Chelsae: If you have faith as small as a mustard seed, you can see miracles in your life. We are in the community to plant a seed and be a safe place. Here are a couple scriptures. The first one is on all our tags.

Matthew 17:20 “And He said to them, ‘Because of your faith; for truly I say to you, if you have faith the size of a mustard seed, you will say to this mountain, ‘Move from here to there, ‘and it will move; and nothing will be impossible to you’.

Mark 4:30-32 “And He said, ‘How shall we picture the kingdom of God, or by what parable shall we present it? It is like a mustard seed, which, when sown upon the soil, though it is smaller than all the seeds that are upon the soil, yet when it is sown, it grows up and becomes larger than all the garden plants and forms large branches; so that the birds of the air can nest under its shade’.”

We are a place in the community that everyone is accepted and loved.

Chelsae, is there a spiritual component to your current outlook and recovery? How does that play into your work in helping others?
Chelsae: The spiritual component I live by is love. I remember using drugs in a disgusting bathroom and feeling this pure heavenly presence come in and I thought… God loves me at my worst and that’s what changed me.

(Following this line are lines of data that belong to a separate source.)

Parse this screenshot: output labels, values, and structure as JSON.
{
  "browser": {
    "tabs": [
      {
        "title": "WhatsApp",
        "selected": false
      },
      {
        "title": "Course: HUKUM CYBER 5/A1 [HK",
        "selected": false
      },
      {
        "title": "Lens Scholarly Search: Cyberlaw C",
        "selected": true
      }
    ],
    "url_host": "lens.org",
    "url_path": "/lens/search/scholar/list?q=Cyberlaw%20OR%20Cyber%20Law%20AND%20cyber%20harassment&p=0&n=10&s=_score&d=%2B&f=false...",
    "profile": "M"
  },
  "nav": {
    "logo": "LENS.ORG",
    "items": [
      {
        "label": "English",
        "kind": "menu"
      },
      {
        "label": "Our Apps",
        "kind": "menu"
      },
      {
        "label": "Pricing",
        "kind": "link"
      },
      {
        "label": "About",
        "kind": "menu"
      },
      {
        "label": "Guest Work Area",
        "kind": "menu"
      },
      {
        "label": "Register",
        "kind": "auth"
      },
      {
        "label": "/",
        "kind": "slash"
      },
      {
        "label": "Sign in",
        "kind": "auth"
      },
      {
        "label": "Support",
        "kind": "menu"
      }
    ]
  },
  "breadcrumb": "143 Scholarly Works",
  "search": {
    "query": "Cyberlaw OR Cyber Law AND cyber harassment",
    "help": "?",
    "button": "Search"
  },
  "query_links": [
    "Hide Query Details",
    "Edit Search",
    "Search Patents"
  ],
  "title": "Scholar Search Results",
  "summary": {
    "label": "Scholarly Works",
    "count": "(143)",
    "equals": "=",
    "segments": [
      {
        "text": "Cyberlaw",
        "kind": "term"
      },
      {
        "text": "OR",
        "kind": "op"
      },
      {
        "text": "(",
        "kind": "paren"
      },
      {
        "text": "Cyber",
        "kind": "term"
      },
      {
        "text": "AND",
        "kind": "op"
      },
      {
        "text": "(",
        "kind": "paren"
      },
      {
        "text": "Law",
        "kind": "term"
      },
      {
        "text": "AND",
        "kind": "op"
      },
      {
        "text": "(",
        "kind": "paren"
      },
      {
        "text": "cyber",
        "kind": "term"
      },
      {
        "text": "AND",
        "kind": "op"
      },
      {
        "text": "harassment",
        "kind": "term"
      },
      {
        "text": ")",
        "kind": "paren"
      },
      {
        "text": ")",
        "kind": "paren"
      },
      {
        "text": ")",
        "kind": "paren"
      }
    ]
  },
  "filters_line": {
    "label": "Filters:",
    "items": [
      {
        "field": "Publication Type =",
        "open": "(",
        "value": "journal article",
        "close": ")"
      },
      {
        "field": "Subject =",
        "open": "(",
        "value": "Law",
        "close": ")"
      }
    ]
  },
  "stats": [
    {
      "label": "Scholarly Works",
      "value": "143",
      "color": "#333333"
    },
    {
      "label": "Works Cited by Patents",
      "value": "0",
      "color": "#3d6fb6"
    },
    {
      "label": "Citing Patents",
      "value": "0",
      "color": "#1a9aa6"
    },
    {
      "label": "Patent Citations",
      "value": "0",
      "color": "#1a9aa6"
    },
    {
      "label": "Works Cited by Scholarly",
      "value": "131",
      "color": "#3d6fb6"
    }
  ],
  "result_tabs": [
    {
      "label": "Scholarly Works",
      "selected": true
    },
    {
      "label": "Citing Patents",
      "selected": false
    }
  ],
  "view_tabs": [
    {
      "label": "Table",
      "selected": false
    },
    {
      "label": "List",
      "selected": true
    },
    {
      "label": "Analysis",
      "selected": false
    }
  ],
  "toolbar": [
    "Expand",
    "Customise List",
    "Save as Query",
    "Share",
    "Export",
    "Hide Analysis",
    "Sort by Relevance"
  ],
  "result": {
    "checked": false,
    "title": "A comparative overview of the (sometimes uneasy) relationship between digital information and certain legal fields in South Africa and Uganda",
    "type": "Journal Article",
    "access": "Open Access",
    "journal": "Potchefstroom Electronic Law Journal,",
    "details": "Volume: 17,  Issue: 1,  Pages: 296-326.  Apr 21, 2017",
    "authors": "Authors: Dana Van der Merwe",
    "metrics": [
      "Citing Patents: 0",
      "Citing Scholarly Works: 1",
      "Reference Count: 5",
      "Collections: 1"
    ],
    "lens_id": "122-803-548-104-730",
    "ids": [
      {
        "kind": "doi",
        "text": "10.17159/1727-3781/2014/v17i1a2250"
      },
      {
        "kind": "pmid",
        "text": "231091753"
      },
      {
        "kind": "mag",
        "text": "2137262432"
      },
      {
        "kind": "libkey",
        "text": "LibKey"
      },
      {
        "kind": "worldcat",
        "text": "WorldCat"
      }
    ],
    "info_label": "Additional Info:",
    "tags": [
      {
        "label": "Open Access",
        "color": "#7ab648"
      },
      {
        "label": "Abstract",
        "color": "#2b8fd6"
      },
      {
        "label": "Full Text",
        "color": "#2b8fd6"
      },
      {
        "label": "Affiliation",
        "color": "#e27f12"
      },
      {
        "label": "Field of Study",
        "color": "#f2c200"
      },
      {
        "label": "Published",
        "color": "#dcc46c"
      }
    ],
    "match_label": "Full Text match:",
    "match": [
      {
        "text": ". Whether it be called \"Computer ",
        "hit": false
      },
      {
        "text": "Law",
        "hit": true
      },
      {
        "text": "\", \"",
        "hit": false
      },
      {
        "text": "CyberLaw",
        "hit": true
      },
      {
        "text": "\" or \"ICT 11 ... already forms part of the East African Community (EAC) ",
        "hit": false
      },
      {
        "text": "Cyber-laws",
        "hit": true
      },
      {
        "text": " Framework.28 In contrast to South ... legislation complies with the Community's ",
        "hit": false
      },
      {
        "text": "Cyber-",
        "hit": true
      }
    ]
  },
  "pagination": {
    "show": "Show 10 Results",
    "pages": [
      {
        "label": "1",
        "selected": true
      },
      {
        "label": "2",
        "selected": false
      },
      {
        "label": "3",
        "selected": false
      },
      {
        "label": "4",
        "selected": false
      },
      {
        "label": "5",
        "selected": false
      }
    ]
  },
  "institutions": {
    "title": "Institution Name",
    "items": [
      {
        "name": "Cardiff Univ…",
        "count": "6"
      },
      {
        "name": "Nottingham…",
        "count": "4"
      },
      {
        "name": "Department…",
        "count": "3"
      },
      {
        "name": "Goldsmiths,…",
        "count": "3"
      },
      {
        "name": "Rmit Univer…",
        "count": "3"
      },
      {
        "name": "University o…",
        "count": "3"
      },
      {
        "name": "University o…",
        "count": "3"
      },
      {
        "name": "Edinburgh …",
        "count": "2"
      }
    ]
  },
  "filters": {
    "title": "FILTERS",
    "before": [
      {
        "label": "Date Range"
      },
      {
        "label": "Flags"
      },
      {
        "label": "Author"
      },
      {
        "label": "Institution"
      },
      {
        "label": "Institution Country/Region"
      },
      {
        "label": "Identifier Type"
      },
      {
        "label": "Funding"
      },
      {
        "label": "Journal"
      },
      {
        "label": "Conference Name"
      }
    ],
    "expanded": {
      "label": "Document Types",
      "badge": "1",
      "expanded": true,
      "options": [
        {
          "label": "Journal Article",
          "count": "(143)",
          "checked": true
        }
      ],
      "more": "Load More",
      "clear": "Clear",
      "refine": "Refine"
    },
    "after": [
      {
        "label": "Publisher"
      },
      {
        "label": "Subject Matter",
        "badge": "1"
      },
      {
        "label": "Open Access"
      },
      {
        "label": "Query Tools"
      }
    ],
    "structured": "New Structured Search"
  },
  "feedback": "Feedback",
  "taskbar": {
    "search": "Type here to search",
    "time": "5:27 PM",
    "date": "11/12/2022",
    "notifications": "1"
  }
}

What is the future of M Seed?
Glenda: We would love to offer 6-month transitional housing with classes. We will continue to help the next person who asks. We want to show grace and love to the hurting, the way my own daughter received unconditional grace and love.

What is the most rewarding part of helping others to come through their struggles with addiction?
Chelsae: To see someone happy and healthy and their family restored.

In what ways can our readers get involved and help make a difference for those struggling with addiction?
Chelsae: In a community everyone plays a different role. At this time, we do need a new vehicle to transport donations, as well as people, to recovery.

MseedOutreach.com

M Seed Outreach and Thrift Store
124A Molalla Ave.
Oregon City, OR 97045
Open: Monday – Saturday
11am – 9pm, closed Sundays
503-318-6281

About The Author: Editor